Start of Data shown
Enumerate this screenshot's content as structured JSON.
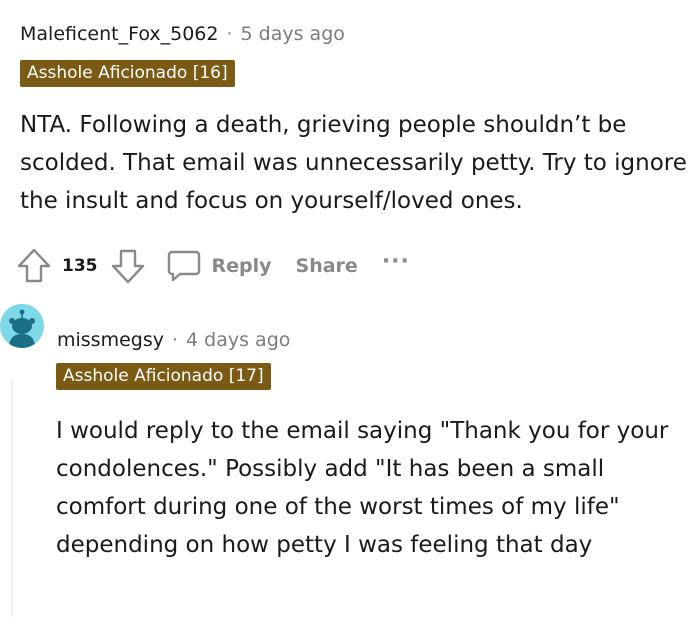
{
  "comments": [
    {
      "username": "Maleficent_Fox_5062",
      "separator": "·",
      "timestamp": "5 days ago",
      "flair": "Asshole Aficionado [16]",
      "body": "NTA. Following a death, grieving people shouldn’t be scolded. That email was unnecessarily petty. Try to ignore the insult and focus on yourself/loved ones.",
      "vote_count": "135",
      "reply_label": "Reply",
      "share_label": "Share",
      "more_label": "···"
    },
    {
      "username": "missmegsy",
      "separator": "·",
      "timestamp": "4 days ago",
      "flair": "Asshole Aficionado [17]",
      "body": "I would reply to the email saying \"Thank you for your condolences.\" Possibly add \"It has been a small comfort during one of the worst times of my life\" depending on how petty I was feeling that day"
    }
  ],
  "icons": {
    "upvote": "upvote-arrow-icon",
    "downvote": "downvote-arrow-icon",
    "reply": "speech-bubble-icon",
    "avatar": "snoo-avatar"
  },
  "colors": {
    "flair_bg": "#7a5a14",
    "avatar_bg": "#7fd8e8",
    "muted": "#878a8c"
  }
}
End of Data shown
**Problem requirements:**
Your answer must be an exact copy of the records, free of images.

**Solution to this problem:**
Enumerate this screenshot's content as structured JSON.
{
  "comments": [
    {
      "username": "Maleficent_Fox_5062",
      "separator": "·",
      "timestamp": "5 days ago",
      "flair": "Asshole Aficionado [16]",
      "body": "NTA. Following a death, grieving people shouldn’t be scolded. That email was unnecessarily petty. Try to ignore the insult and focus on yourself/loved ones.",
      "vote_count": "135",
      "reply_label": "Reply",
      "share_label": "Share",
      "more_label": "···"
    },
    {
      "username": "missmegsy",
      "separator": "·",
      "timestamp": "4 days ago",
      "flair": "Asshole Aficionado [17]",
      "body": "I would reply to the email saying \"Thank you for your condolences.\" Possibly add \"It has been a small comfort during one of the worst times of my life\" depending on how petty I was feeling that day"
    }
  ],
  "icons": {
    "upvote": "upvote-arrow-icon",
    "downvote": "downvote-arrow-icon",
    "reply": "speech-bubble-icon",
    "avatar": "snoo-avatar"
  },
  "colors": {
    "flair_bg": "#7a5a14",
    "avatar_bg": "#7fd8e8",
    "muted": "#878a8c"
  }
}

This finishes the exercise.